Top of Source records

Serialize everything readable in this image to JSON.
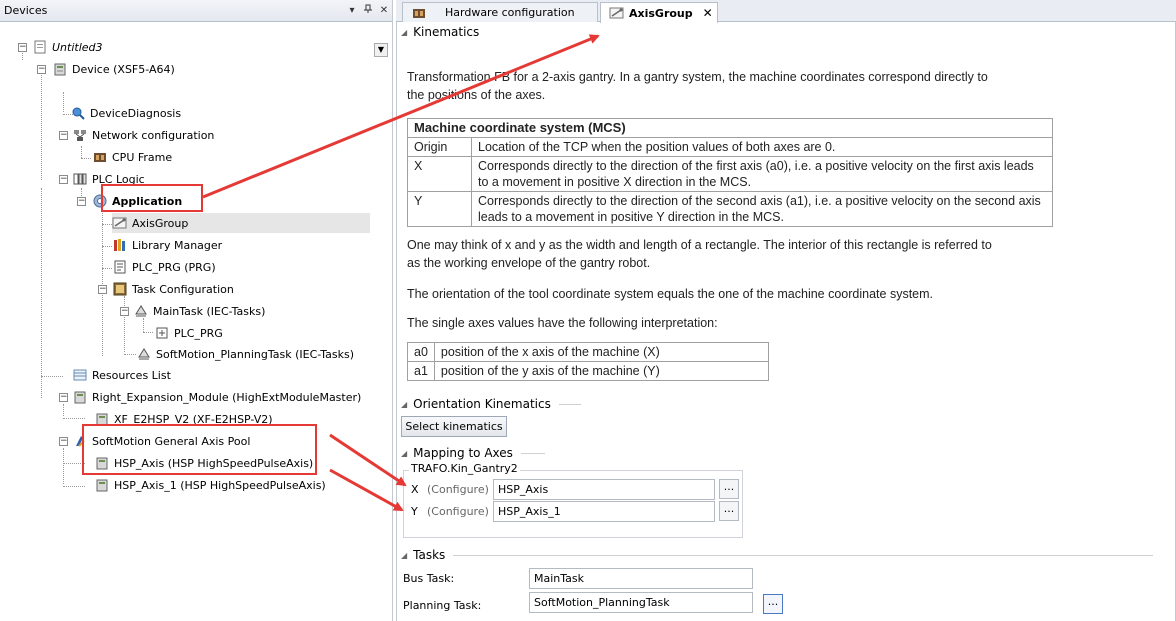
{
  "devices_pane": {
    "title": "Devices",
    "pin_glyph": "▾",
    "pushpin_glyph": "ⵖ",
    "close_glyph": "✕"
  },
  "tree": {
    "root": "Untitled3",
    "device": "Device (XSF5-A64)",
    "device_diagnosis": "DeviceDiagnosis",
    "network_configuration": "Network configuration",
    "cpu_frame": "CPU Frame",
    "plc_logic": "PLC Logic",
    "application": "Application",
    "axis_group": "AxisGroup",
    "library_manager": "Library Manager",
    "plc_prg": "PLC_PRG (PRG)",
    "task_configuration": "Task Configuration",
    "main_task": "MainTask (IEC-Tasks)",
    "main_task_plc_prg": "PLC_PRG",
    "softmotion_planning_task": "SoftMotion_PlanningTask (IEC-Tasks)",
    "resources_list": "Resources List",
    "right_expansion_module": "Right_Expansion_Module (HighExtModuleMaster)",
    "xf_e2hsp": "XF_E2HSP_V2 (XF-E2HSP-V2)",
    "softmotion_axis_pool": "SoftMotion General Axis Pool",
    "hsp_axis": "HSP_Axis (HSP HighSpeedPulseAxis)",
    "hsp_axis_1": "HSP_Axis_1 (HSP HighSpeedPulseAxis)"
  },
  "tabs": [
    {
      "label": "Hardware configuration",
      "active": false
    },
    {
      "label": "AxisGroup",
      "active": true,
      "close_glyph": "✕"
    }
  ],
  "kinematics": {
    "heading": "Kinematics",
    "intro_line1": "Transformation FB for a 2-axis gantry. In a gantry system, the machine coordinates correspond directly to",
    "intro_line2": "the positions of the axes.",
    "mcs_table": {
      "title": "Machine coordinate system (MCS)",
      "rows": [
        {
          "key": "Origin",
          "value": "Location of the TCP when the position values of both axes are 0."
        },
        {
          "key": "X",
          "value": "Corresponds directly to the direction of the first axis (a0), i.e. a positive velocity on the first axis leads to a movement in positive X direction in the MCS."
        },
        {
          "key": "Y",
          "value": "Corresponds directly to the direction of the second axis (a1), i.e. a positive velocity on the second axis leads to a movement in positive Y direction in the MCS."
        }
      ]
    },
    "para_envelope_1": "One may think of x and y as the width and length of a rectangle. The interior of this rectangle is referred to",
    "para_envelope_2": "as the working envelope of the gantry robot.",
    "para_orientation": "The orientation of the tool coordinate system equals the one of the machine coordinate system.",
    "para_axes": "The single axes values have the following interpretation:",
    "axes_table": [
      {
        "key": "a0",
        "value": "position of the x axis of the machine (X)"
      },
      {
        "key": "a1",
        "value": "position of the y axis of the machine (Y)"
      }
    ]
  },
  "orientation_kinematics": {
    "heading": "Orientation Kinematics",
    "select_button": "Select kinematics"
  },
  "mapping": {
    "heading": "Mapping to Axes",
    "group_title": "TRAFO.Kin_Gantry2",
    "rows": [
      {
        "axis": "X",
        "configure": "(Configure)",
        "value": "HSP_Axis",
        "btn": "..."
      },
      {
        "axis": "Y",
        "configure": "(Configure)",
        "value": "HSP_Axis_1",
        "btn": "..."
      }
    ]
  },
  "tasks": {
    "heading": "Tasks",
    "bus_task_label": "Bus Task:",
    "bus_task_value": "MainTask",
    "planning_task_label": "Planning Task:",
    "planning_task_value": "SoftMotion_PlanningTask",
    "planning_btn": "..."
  },
  "colors": {
    "highlight": "#e53935",
    "panel_header": "#e9ecf2"
  }
}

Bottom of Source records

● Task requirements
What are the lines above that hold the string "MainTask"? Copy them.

● Exercise result
    "main_task": "MainTask (IEC-Tasks)",
    "bus_task_value": "MainTask",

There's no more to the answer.